Stepp told the group she had wanted to crawl in a hole after Walker appointed her in 2011 and she realized DNR employees were burned out, steeped in Earth Day values "and frankly weren't real politically aligned with our new administration, most of them."
The tape circulated among employees, adding to the weight of demoralization, Hauge said.
The reorganization being announced Wednesday was launched in July 2015 and driven by warnings from elected officials who said they would cut the department further if it didn't propose reductions of its own.
Stepp and other top administrators have maintained that the reorganized DNR will be able to perform its core mission of protecting the quality of air, water and wildlife.
Changes in hiring practices
The state auditreleased in June found that turnover and staff shortages at DNRwere behind a failure to enforce water pollution laws governing municipal sewer plants, industry and animal feedlots.

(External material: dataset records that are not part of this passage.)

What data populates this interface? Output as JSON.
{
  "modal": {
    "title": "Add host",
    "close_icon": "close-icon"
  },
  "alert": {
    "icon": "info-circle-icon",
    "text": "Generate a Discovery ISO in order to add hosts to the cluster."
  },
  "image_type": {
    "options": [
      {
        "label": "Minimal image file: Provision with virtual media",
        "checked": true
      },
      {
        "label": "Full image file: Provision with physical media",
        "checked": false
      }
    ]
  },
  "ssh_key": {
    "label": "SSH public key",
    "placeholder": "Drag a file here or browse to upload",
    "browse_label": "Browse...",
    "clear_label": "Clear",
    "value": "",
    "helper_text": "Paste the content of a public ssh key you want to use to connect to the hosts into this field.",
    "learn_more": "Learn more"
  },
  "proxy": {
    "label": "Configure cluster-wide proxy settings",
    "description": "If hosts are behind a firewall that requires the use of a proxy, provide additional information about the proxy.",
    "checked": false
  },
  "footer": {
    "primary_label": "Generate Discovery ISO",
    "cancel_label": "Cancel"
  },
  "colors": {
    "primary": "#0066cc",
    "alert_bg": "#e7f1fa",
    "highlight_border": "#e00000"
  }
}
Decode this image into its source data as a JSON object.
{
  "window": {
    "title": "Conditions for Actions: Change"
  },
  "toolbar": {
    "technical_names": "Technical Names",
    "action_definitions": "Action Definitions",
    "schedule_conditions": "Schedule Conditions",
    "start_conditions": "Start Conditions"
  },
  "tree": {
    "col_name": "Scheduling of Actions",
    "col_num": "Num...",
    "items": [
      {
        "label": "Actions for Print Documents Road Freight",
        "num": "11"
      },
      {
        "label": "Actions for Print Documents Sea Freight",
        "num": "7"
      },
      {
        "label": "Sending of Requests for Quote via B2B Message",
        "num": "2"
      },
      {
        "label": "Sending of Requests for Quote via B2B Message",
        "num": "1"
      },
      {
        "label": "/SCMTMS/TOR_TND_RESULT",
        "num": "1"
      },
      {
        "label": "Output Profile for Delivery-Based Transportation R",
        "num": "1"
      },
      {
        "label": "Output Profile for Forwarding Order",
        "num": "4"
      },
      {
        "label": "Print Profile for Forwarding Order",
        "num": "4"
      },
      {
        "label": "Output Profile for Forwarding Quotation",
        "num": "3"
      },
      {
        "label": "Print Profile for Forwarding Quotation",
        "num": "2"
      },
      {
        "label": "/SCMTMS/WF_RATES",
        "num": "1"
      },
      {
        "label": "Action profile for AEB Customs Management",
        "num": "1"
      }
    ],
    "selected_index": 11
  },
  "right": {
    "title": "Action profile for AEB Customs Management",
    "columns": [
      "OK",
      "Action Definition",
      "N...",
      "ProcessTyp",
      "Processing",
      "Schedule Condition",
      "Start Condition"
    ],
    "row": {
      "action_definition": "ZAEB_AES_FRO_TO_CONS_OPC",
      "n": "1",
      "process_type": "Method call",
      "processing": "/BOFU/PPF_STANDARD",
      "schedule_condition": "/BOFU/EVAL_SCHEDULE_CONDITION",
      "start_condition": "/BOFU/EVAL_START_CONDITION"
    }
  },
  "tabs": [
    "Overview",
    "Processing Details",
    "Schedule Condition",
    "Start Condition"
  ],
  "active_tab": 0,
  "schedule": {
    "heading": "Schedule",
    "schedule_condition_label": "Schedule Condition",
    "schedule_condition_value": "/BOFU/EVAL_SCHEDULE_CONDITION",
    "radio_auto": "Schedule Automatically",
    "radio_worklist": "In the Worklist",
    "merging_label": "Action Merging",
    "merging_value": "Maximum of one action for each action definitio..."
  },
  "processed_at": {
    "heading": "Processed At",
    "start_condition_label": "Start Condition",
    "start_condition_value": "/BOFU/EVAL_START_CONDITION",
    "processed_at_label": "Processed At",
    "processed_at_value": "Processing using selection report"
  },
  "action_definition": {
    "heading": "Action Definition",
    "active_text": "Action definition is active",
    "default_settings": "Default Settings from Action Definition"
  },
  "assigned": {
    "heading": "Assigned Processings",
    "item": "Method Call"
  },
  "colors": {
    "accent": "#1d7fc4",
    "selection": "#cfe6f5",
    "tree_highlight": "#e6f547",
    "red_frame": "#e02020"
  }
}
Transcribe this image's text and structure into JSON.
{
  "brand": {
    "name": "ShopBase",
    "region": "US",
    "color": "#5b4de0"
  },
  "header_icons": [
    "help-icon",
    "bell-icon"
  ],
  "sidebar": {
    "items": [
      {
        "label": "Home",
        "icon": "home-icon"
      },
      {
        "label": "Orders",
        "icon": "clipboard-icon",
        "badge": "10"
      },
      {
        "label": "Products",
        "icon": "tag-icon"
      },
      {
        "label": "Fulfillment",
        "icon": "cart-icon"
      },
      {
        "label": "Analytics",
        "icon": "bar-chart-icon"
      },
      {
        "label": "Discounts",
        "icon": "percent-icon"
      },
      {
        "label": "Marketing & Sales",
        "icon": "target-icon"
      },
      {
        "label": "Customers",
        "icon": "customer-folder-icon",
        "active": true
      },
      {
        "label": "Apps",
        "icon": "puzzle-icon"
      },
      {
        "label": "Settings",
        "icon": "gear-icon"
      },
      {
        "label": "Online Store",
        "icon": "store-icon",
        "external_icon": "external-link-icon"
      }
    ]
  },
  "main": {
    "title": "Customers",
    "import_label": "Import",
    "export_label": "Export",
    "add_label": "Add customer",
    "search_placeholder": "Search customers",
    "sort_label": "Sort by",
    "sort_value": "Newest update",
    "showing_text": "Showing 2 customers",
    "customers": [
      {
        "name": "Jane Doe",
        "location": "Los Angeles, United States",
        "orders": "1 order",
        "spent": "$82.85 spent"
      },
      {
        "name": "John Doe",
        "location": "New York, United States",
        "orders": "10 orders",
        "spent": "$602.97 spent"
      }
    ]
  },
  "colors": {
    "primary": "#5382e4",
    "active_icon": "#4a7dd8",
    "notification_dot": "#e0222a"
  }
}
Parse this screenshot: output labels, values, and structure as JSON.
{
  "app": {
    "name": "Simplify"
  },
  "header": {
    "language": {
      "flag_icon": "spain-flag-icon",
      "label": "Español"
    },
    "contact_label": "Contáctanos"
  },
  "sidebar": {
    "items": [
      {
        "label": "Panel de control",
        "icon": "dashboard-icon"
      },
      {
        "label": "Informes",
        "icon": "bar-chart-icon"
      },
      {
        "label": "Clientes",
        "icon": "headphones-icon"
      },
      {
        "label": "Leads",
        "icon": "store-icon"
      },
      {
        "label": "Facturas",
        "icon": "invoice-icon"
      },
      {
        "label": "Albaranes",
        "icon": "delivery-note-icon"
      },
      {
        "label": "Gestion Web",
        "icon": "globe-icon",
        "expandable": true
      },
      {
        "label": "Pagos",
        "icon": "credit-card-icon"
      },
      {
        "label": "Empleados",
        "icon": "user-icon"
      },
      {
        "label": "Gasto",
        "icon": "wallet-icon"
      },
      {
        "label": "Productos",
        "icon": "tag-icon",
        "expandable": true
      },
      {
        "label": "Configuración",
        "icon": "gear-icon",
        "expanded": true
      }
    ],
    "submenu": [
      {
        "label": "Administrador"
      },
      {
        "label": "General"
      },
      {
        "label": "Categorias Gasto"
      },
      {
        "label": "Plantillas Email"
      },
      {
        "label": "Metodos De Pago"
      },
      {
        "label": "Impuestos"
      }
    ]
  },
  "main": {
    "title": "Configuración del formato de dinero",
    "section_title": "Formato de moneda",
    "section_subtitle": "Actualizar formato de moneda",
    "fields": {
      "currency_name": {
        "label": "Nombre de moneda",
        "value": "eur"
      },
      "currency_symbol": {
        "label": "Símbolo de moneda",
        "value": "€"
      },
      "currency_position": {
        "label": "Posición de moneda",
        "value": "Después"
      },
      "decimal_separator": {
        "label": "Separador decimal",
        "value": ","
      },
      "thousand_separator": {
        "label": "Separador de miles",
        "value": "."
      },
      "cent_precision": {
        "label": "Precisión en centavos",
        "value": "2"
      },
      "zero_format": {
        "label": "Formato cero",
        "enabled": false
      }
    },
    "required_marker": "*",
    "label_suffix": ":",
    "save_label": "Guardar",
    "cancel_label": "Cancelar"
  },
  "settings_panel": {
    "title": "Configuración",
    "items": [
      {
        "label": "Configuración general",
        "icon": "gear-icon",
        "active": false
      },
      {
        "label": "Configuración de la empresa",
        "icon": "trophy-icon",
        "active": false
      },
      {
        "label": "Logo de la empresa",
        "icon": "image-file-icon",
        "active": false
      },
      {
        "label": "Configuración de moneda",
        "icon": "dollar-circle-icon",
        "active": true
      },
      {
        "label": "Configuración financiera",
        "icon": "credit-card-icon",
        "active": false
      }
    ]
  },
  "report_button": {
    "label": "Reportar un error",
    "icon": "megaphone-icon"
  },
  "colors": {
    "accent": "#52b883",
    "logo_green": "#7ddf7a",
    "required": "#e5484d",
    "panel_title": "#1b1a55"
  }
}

Stepp told the DNR policy board in Junethat state policies made it too difficult to quickly fill vacancies.
Sereno, the DNR spokeswoman, said the department hadn't yet compiled enough data to see if new recruits were coming on board more quickly.
To prevent the loss of institutional knowledge, the DNR encourages training opportunities for future leaders, written documentation of management practices, and sharing of information and decision making, Sereno said.
"For some positions, particularly those with strong internal candidates, overlap hiring may be used so that an outgoing leader can mentor others," Sereno said.
But Hauge's departure raised red flags for George Meyer, a former DNR secretary who now directs the Wisconsin Wildlife Federation.
"I worry about how they are able to get applicants to replace people in this much more political environment," Meyer said.
Sereno said human resources employees have reported receiving much higher numbers of applicants for at least three positions — an administrative policy coordinator, a payroll and benefits specialist and an environmental analysis specialist — since the civil service law changed compared to previous years.